## Task to complete
Find every line in the records below that holds the word "hakemistoa" and copy it.

(Component data from apps and pages)
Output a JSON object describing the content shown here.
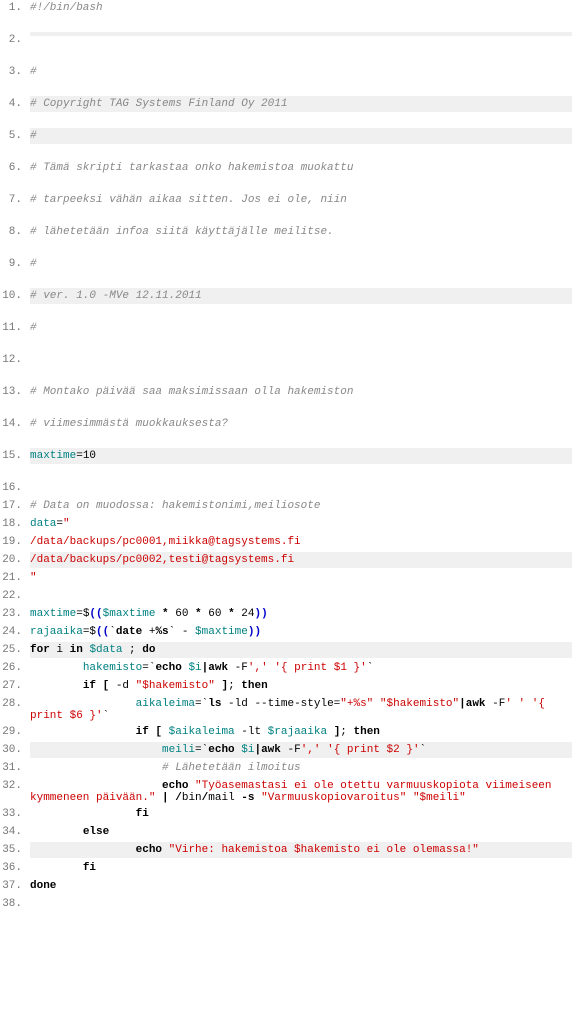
{
  "lines": [
    {
      "n": "1.",
      "tall": true,
      "hl": false,
      "spans": [
        {
          "t": "#!/bin/bash",
          "cls": "c-comment"
        }
      ]
    },
    {
      "n": "2.",
      "tall": true,
      "hl": true,
      "spans": []
    },
    {
      "n": "3.",
      "tall": true,
      "hl": false,
      "spans": [
        {
          "t": "#",
          "cls": "c-comment"
        }
      ]
    },
    {
      "n": "4.",
      "tall": true,
      "hl": true,
      "spans": [
        {
          "t": "# Copyright TAG Systems Finland Oy 2011",
          "cls": "c-comment"
        }
      ]
    },
    {
      "n": "5.",
      "tall": true,
      "hl": true,
      "spans": [
        {
          "t": "#",
          "cls": "c-comment"
        }
      ]
    },
    {
      "n": "6.",
      "tall": true,
      "hl": false,
      "spans": [
        {
          "t": "# Tämä skripti tarkastaa onko hakemistoa muokattu",
          "cls": "c-comment"
        }
      ]
    },
    {
      "n": "7.",
      "tall": true,
      "hl": false,
      "spans": [
        {
          "t": "# tarpeeksi vähän aikaa sitten. Jos ei ole, niin",
          "cls": "c-comment"
        }
      ]
    },
    {
      "n": "8.",
      "tall": true,
      "hl": false,
      "spans": [
        {
          "t": "# lähetetään infoa siitä käyttäjälle meilitse.",
          "cls": "c-comment"
        }
      ]
    },
    {
      "n": "9.",
      "tall": true,
      "hl": false,
      "spans": [
        {
          "t": "#",
          "cls": "c-comment"
        }
      ]
    },
    {
      "n": "10.",
      "tall": true,
      "hl": true,
      "spans": [
        {
          "t": "# ver. 1.0 -MVe 12.11.2011",
          "cls": "c-comment"
        }
      ]
    },
    {
      "n": "11.",
      "tall": true,
      "hl": false,
      "spans": [
        {
          "t": "#",
          "cls": "c-comment"
        }
      ]
    },
    {
      "n": "12.",
      "tall": true,
      "hl": false,
      "spans": []
    },
    {
      "n": "13.",
      "tall": true,
      "hl": false,
      "spans": [
        {
          "t": "# Montako päivää saa maksimissaan olla hakemiston",
          "cls": "c-comment"
        }
      ]
    },
    {
      "n": "14.",
      "tall": true,
      "hl": false,
      "spans": [
        {
          "t": "# viimesimmästä muokkauksesta?",
          "cls": "c-comment"
        }
      ]
    },
    {
      "n": "15.",
      "tall": true,
      "hl": true,
      "spans": [
        {
          "t": "maxtime",
          "cls": "c-var"
        },
        {
          "t": "=",
          "cls": ""
        },
        {
          "t": "10",
          "cls": "c-num"
        }
      ]
    },
    {
      "n": "16.",
      "hl": false,
      "spans": []
    },
    {
      "n": "17.",
      "hl": false,
      "spans": [
        {
          "t": "# Data on muodossa: hakemistonimi,meiliosote",
          "cls": "c-comment"
        }
      ]
    },
    {
      "n": "18.",
      "hl": false,
      "spans": [
        {
          "t": "data",
          "cls": "c-var"
        },
        {
          "t": "=",
          "cls": ""
        },
        {
          "t": "\"",
          "cls": "c-str"
        }
      ]
    },
    {
      "n": "19.",
      "hl": false,
      "spans": [
        {
          "t": "/data/backups/pc0001,miikka@tagsystems.fi",
          "cls": "c-str"
        }
      ]
    },
    {
      "n": "20.",
      "hl": true,
      "spans": [
        {
          "t": "/data/backups/pc0002,testi@tagsystems.fi",
          "cls": "c-str"
        }
      ]
    },
    {
      "n": "21.",
      "hl": false,
      "spans": [
        {
          "t": "\"",
          "cls": "c-str"
        }
      ]
    },
    {
      "n": "22.",
      "hl": false,
      "spans": []
    },
    {
      "n": "23.",
      "hl": false,
      "spans": [
        {
          "t": "maxtime",
          "cls": "c-var"
        },
        {
          "t": "=$",
          "cls": ""
        },
        {
          "t": "((",
          "cls": "c-paren"
        },
        {
          "t": "$maxtime",
          "cls": "c-var"
        },
        {
          "t": " * ",
          "cls": "c-kw"
        },
        {
          "t": "60",
          "cls": "c-num"
        },
        {
          "t": " * ",
          "cls": "c-kw"
        },
        {
          "t": "60",
          "cls": "c-num"
        },
        {
          "t": " * ",
          "cls": "c-kw"
        },
        {
          "t": "24",
          "cls": "c-num"
        },
        {
          "t": "))",
          "cls": "c-paren"
        }
      ]
    },
    {
      "n": "24.",
      "hl": false,
      "spans": [
        {
          "t": "rajaaika",
          "cls": "c-var"
        },
        {
          "t": "=$",
          "cls": ""
        },
        {
          "t": "((",
          "cls": "c-paren"
        },
        {
          "t": "`",
          "cls": "c-bt"
        },
        {
          "t": "date",
          "cls": "c-cmd"
        },
        {
          "t": " +",
          "cls": ""
        },
        {
          "t": "%s",
          "cls": "c-kw"
        },
        {
          "t": "` - ",
          "cls": ""
        },
        {
          "t": "$maxtime",
          "cls": "c-var"
        },
        {
          "t": "))",
          "cls": "c-paren"
        }
      ]
    },
    {
      "n": "25.",
      "hl": true,
      "spans": [
        {
          "t": "for",
          "cls": "c-kw"
        },
        {
          "t": " i ",
          "cls": ""
        },
        {
          "t": "in",
          "cls": "c-kw"
        },
        {
          "t": " ",
          "cls": ""
        },
        {
          "t": "$data",
          "cls": "c-var"
        },
        {
          "t": " ; ",
          "cls": ""
        },
        {
          "t": "do",
          "cls": "c-kw"
        }
      ]
    },
    {
      "n": "26.",
      "hl": false,
      "spans": [
        {
          "t": "        ",
          "cls": ""
        },
        {
          "t": "hakemisto",
          "cls": "c-var"
        },
        {
          "t": "=`",
          "cls": ""
        },
        {
          "t": "echo",
          "cls": "c-echo"
        },
        {
          "t": " ",
          "cls": ""
        },
        {
          "t": "$i",
          "cls": "c-var"
        },
        {
          "t": "|",
          "cls": "c-pipe"
        },
        {
          "t": "awk",
          "cls": "c-cmd"
        },
        {
          "t": " -F",
          "cls": ""
        },
        {
          "t": "','",
          "cls": "c-str"
        },
        {
          "t": " ",
          "cls": ""
        },
        {
          "t": "'{ print $1 }'",
          "cls": "c-str"
        },
        {
          "t": "`",
          "cls": ""
        }
      ]
    },
    {
      "n": "27.",
      "hl": false,
      "spans": [
        {
          "t": "        ",
          "cls": ""
        },
        {
          "t": "if",
          "cls": "c-kw"
        },
        {
          "t": " [ ",
          "cls": "c-kw"
        },
        {
          "t": "-d ",
          "cls": ""
        },
        {
          "t": "\"$hakemisto\"",
          "cls": "c-str"
        },
        {
          "t": " ]",
          "cls": "c-kw"
        },
        {
          "t": "; ",
          "cls": ""
        },
        {
          "t": "then",
          "cls": "c-kw"
        }
      ]
    },
    {
      "n": "28.",
      "hl": false,
      "spans": [
        {
          "t": "                ",
          "cls": ""
        },
        {
          "t": "aikaleima",
          "cls": "c-var"
        },
        {
          "t": "=`",
          "cls": ""
        },
        {
          "t": "ls",
          "cls": "c-cmd"
        },
        {
          "t": " -ld --time-style=",
          "cls": ""
        },
        {
          "t": "\"+%s\"",
          "cls": "c-str"
        },
        {
          "t": " ",
          "cls": ""
        },
        {
          "t": "\"$hakemisto\"",
          "cls": "c-str"
        },
        {
          "t": "|",
          "cls": "c-pipe"
        },
        {
          "t": "awk",
          "cls": "c-cmd"
        },
        {
          "t": " -F",
          "cls": ""
        },
        {
          "t": "' '",
          "cls": "c-str"
        },
        {
          "t": " ",
          "cls": ""
        },
        {
          "t": "'{ print $6 }'",
          "cls": "c-str"
        },
        {
          "t": "`",
          "cls": ""
        }
      ]
    },
    {
      "n": "29.",
      "hl": false,
      "spans": [
        {
          "t": "                ",
          "cls": ""
        },
        {
          "t": "if",
          "cls": "c-kw"
        },
        {
          "t": " [ ",
          "cls": "c-kw"
        },
        {
          "t": "$aikaleima",
          "cls": "c-var"
        },
        {
          "t": " -lt ",
          "cls": ""
        },
        {
          "t": "$rajaaika",
          "cls": "c-var"
        },
        {
          "t": " ]",
          "cls": "c-kw"
        },
        {
          "t": "; ",
          "cls": ""
        },
        {
          "t": "then",
          "cls": "c-kw"
        }
      ]
    },
    {
      "n": "30.",
      "hl": true,
      "spans": [
        {
          "t": "                    ",
          "cls": ""
        },
        {
          "t": "meili",
          "cls": "c-var"
        },
        {
          "t": "=`",
          "cls": ""
        },
        {
          "t": "echo",
          "cls": "c-echo"
        },
        {
          "t": " ",
          "cls": ""
        },
        {
          "t": "$i",
          "cls": "c-var"
        },
        {
          "t": "|",
          "cls": "c-pipe"
        },
        {
          "t": "awk",
          "cls": "c-cmd"
        },
        {
          "t": " -F",
          "cls": ""
        },
        {
          "t": "','",
          "cls": "c-str"
        },
        {
          "t": " ",
          "cls": ""
        },
        {
          "t": "'{ print $2 }'",
          "cls": "c-str"
        },
        {
          "t": "`",
          "cls": ""
        }
      ]
    },
    {
      "n": "31.",
      "hl": false,
      "spans": [
        {
          "t": "                    ",
          "cls": ""
        },
        {
          "t": "# Lähetetään ilmoitus",
          "cls": "c-comment"
        }
      ]
    },
    {
      "n": "32.",
      "hl": false,
      "spans": [
        {
          "t": "                    ",
          "cls": ""
        },
        {
          "t": "echo",
          "cls": "c-echo"
        },
        {
          "t": " ",
          "cls": ""
        },
        {
          "t": "\"Työasemastasi ei ole otettu varmuuskopiota viimeiseen kymmeneen päivään.\"",
          "cls": "c-str"
        },
        {
          "t": " | ",
          "cls": "c-pipe"
        },
        {
          "t": "/",
          "cls": "c-kw"
        },
        {
          "t": "bin",
          "cls": ""
        },
        {
          "t": "/",
          "cls": "c-kw"
        },
        {
          "t": "mail ",
          "cls": ""
        },
        {
          "t": "-s",
          "cls": "c-kw"
        },
        {
          "t": " ",
          "cls": ""
        },
        {
          "t": "\"Varmuuskopiovaroitus\"",
          "cls": "c-str"
        },
        {
          "t": " ",
          "cls": ""
        },
        {
          "t": "\"$meili\"",
          "cls": "c-str"
        }
      ]
    },
    {
      "n": "33.",
      "hl": false,
      "spans": [
        {
          "t": "                ",
          "cls": ""
        },
        {
          "t": "fi",
          "cls": "c-kw"
        }
      ]
    },
    {
      "n": "34.",
      "hl": false,
      "spans": [
        {
          "t": "        ",
          "cls": ""
        },
        {
          "t": "else",
          "cls": "c-kw"
        }
      ]
    },
    {
      "n": "35.",
      "hl": true,
      "spans": [
        {
          "t": "                ",
          "cls": ""
        },
        {
          "t": "echo",
          "cls": "c-echo"
        },
        {
          "t": " ",
          "cls": ""
        },
        {
          "t": "\"Virhe: hakemistoa $hakemisto ei ole olemassa!\"",
          "cls": "c-str"
        }
      ]
    },
    {
      "n": "36.",
      "hl": false,
      "spans": [
        {
          "t": "        ",
          "cls": ""
        },
        {
          "t": "fi",
          "cls": "c-kw"
        }
      ]
    },
    {
      "n": "37.",
      "hl": false,
      "spans": [
        {
          "t": "done",
          "cls": "c-kw"
        }
      ]
    },
    {
      "n": "38.",
      "hl": false,
      "spans": []
    }
  ]
}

## Output
          "t": "# Tämä skripti tarkastaa onko hakemistoa muokattu",
          "t": "\"Virhe: hakemistoa $hakemisto ei ole olemassa!\"",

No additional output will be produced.